• [Your task] Each record should be given again exactly as it appears, with no image included.

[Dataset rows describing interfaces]
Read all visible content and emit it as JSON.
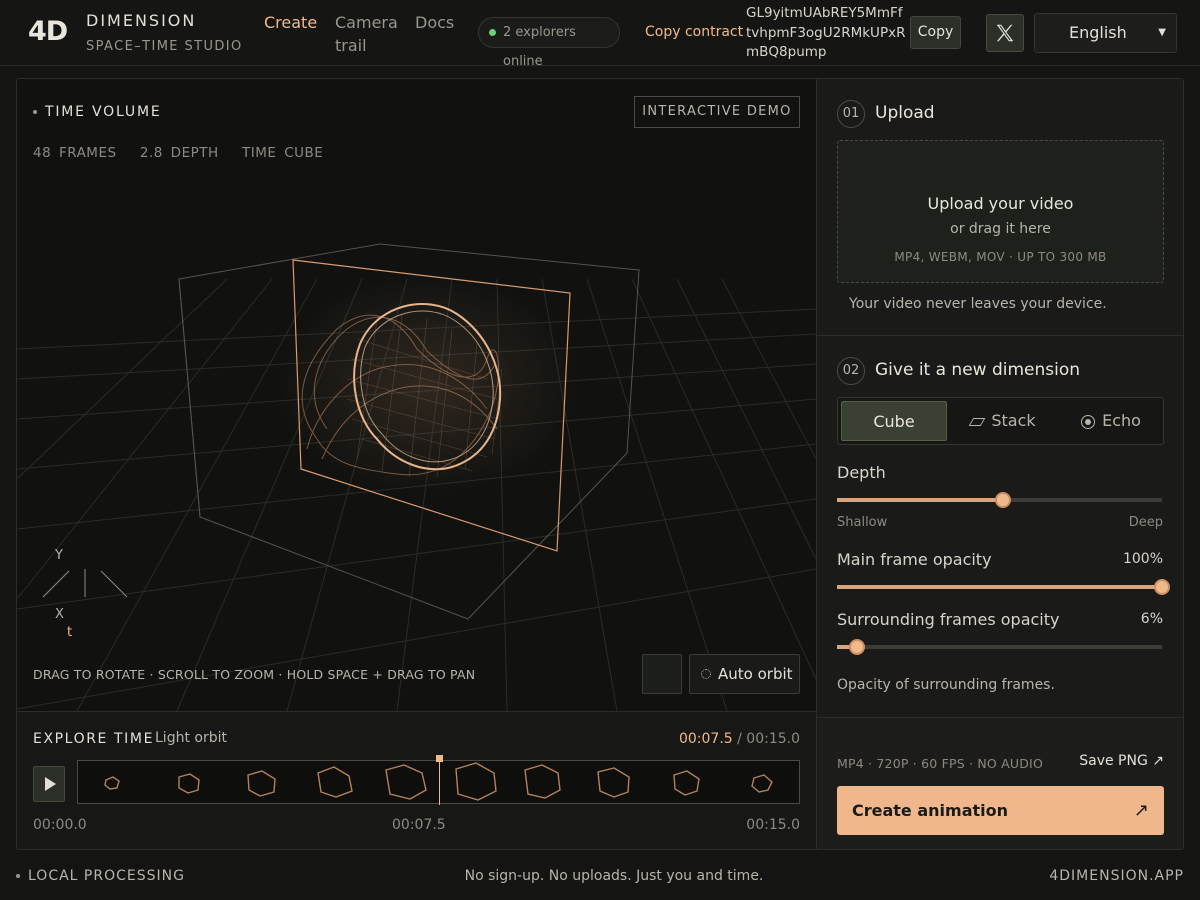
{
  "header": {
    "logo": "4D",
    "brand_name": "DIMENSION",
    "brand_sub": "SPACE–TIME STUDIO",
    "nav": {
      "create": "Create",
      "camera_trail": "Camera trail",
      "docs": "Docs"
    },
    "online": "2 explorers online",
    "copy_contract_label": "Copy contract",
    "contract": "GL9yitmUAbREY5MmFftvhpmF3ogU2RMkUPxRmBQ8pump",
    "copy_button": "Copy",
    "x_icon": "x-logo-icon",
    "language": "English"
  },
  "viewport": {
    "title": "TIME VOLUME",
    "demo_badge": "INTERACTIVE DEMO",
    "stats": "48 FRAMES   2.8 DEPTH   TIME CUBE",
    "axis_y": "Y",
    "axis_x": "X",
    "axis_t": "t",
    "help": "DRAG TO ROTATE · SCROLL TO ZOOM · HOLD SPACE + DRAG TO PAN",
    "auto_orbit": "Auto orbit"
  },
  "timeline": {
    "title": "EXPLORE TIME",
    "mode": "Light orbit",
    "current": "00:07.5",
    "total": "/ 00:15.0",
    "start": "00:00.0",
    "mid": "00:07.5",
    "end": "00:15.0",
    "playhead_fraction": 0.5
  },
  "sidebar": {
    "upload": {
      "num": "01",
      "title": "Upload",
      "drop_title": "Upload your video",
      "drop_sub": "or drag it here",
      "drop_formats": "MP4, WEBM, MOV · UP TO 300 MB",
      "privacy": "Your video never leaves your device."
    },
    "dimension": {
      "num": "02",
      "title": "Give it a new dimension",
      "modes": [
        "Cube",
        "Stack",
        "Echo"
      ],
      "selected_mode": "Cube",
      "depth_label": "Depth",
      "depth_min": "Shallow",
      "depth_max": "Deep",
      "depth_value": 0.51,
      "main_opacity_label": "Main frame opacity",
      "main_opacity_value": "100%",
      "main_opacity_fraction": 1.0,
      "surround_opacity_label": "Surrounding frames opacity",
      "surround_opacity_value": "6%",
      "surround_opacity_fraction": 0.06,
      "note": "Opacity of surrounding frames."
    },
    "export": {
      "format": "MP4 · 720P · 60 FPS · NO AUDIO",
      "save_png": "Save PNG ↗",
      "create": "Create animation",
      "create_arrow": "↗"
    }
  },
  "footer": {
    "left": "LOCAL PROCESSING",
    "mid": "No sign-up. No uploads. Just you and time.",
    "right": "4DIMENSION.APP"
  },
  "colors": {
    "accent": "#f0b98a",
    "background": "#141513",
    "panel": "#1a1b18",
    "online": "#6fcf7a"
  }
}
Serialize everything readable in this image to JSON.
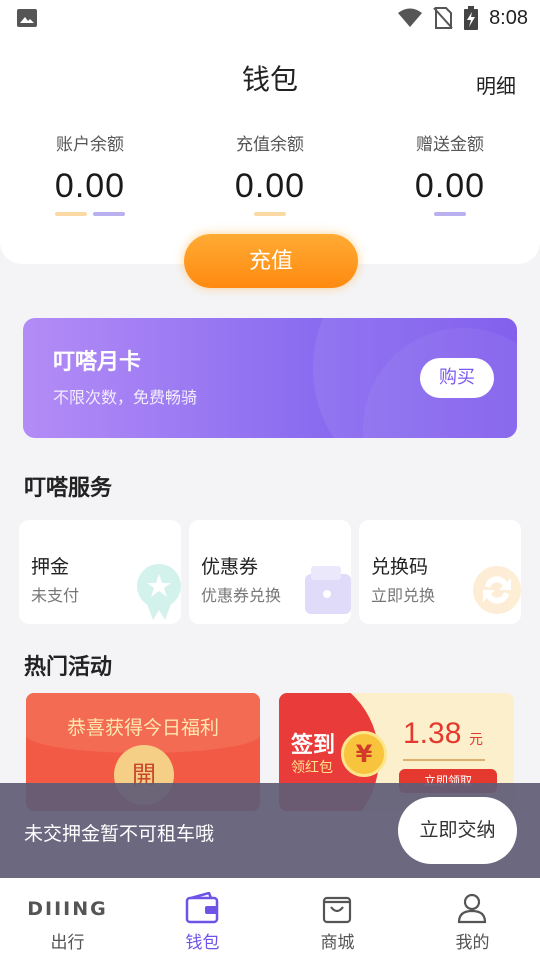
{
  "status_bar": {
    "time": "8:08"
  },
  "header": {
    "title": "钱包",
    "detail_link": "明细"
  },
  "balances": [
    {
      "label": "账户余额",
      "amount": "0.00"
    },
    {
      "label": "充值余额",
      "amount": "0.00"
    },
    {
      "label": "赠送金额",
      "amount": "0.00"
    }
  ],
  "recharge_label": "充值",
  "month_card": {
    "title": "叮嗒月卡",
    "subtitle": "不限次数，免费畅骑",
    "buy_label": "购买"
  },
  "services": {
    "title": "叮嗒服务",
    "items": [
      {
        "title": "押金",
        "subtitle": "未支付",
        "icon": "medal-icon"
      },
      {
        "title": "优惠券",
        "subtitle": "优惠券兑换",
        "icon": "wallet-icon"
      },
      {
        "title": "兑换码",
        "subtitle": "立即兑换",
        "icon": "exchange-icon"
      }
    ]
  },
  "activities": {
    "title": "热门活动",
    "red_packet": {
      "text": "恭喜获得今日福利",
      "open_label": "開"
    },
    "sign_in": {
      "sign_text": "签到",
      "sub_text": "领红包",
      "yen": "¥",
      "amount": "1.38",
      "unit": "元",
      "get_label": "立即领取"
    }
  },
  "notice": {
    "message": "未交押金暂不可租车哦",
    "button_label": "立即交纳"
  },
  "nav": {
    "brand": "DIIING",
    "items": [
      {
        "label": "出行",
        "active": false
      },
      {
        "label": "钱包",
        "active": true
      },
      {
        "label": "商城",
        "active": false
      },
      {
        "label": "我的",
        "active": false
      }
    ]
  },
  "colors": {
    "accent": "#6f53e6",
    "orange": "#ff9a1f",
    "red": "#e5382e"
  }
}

• [Task answer]
Read all visible content and emit it as JSON.
{
  "header": {
    "logo": "4D",
    "brand_name": "DIMENSION",
    "brand_sub": "SPACE–TIME STUDIO",
    "nav": {
      "create": "Create",
      "camera_trail": "Camera trail",
      "docs": "Docs"
    },
    "online": "2 explorers online",
    "copy_contract_label": "Copy contract",
    "contract": "GL9yitmUAbREY5MmFftvhpmF3ogU2RMkUPxRmBQ8pump",
    "copy_button": "Copy",
    "x_icon": "x-logo-icon",
    "language": "English"
  },
  "viewport": {
    "title": "TIME VOLUME",
    "demo_badge": "INTERACTIVE DEMO",
    "stats": "48 FRAMES   2.8 DEPTH   TIME CUBE",
    "axis_y": "Y",
    "axis_x": "X",
    "axis_t": "t",
    "help": "DRAG TO ROTATE · SCROLL TO ZOOM · HOLD SPACE + DRAG TO PAN",
    "auto_orbit": "Auto orbit"
  },
  "timeline": {
    "title": "EXPLORE TIME",
    "mode": "Light orbit",
    "current": "00:07.5",
    "total": "/ 00:15.0",
    "start": "00:00.0",
    "mid": "00:07.5",
    "end": "00:15.0",
    "playhead_fraction": 0.5
  },
  "sidebar": {
    "upload": {
      "num": "01",
      "title": "Upload",
      "drop_title": "Upload your video",
      "drop_sub": "or drag it here",
      "drop_formats": "MP4, WEBM, MOV · UP TO 300 MB",
      "privacy": "Your video never leaves your device."
    },
    "dimension": {
      "num": "02",
      "title": "Give it a new dimension",
      "modes": [
        "Cube",
        "Stack",
        "Echo"
      ],
      "selected_mode": "Cube",
      "depth_label": "Depth",
      "depth_min": "Shallow",
      "depth_max": "Deep",
      "depth_value": 0.51,
      "main_opacity_label": "Main frame opacity",
      "main_opacity_value": "100%",
      "main_opacity_fraction": 1.0,
      "surround_opacity_label": "Surrounding frames opacity",
      "surround_opacity_value": "6%",
      "surround_opacity_fraction": 0.06,
      "note": "Opacity of surrounding frames."
    },
    "export": {
      "format": "MP4 · 720P · 60 FPS · NO AUDIO",
      "save_png": "Save PNG ↗",
      "create": "Create animation",
      "create_arrow": "↗"
    }
  },
  "footer": {
    "left": "LOCAL PROCESSING",
    "mid": "No sign-up. No uploads. Just you and time.",
    "right": "4DIMENSION.APP"
  },
  "colors": {
    "accent": "#f0b98a",
    "background": "#141513",
    "panel": "#1a1b18",
    "online": "#6fcf7a"
  }
}
Serialize everything readable in this image to JSON.
{
  "status_bar": {
    "time": "8:08"
  },
  "header": {
    "title": "钱包",
    "detail_link": "明细"
  },
  "balances": [
    {
      "label": "账户余额",
      "amount": "0.00"
    },
    {
      "label": "充值余额",
      "amount": "0.00"
    },
    {
      "label": "赠送金额",
      "amount": "0.00"
    }
  ],
  "recharge_label": "充值",
  "month_card": {
    "title": "叮嗒月卡",
    "subtitle": "不限次数，免费畅骑",
    "buy_label": "购买"
  },
  "services": {
    "title": "叮嗒服务",
    "items": [
      {
        "title": "押金",
        "subtitle": "未支付",
        "icon": "medal-icon"
      },
      {
        "title": "优惠券",
        "subtitle": "优惠券兑换",
        "icon": "wallet-icon"
      },
      {
        "title": "兑换码",
        "subtitle": "立即兑换",
        "icon": "exchange-icon"
      }
    ]
  },
  "activities": {
    "title": "热门活动",
    "red_packet": {
      "text": "恭喜获得今日福利",
      "open_label": "開"
    },
    "sign_in": {
      "sign_text": "签到",
      "sub_text": "领红包",
      "yen": "¥",
      "amount": "1.38",
      "unit": "元",
      "get_label": "立即领取"
    }
  },
  "notice": {
    "message": "未交押金暂不可租车哦",
    "button_label": "立即交纳"
  },
  "nav": {
    "brand": "DIIING",
    "items": [
      {
        "label": "出行",
        "active": false
      },
      {
        "label": "钱包",
        "active": true
      },
      {
        "label": "商城",
        "active": false
      },
      {
        "label": "我的",
        "active": false
      }
    ]
  },
  "colors": {
    "accent": "#6f53e6",
    "orange": "#ff9a1f",
    "red": "#e5382e"
  }
}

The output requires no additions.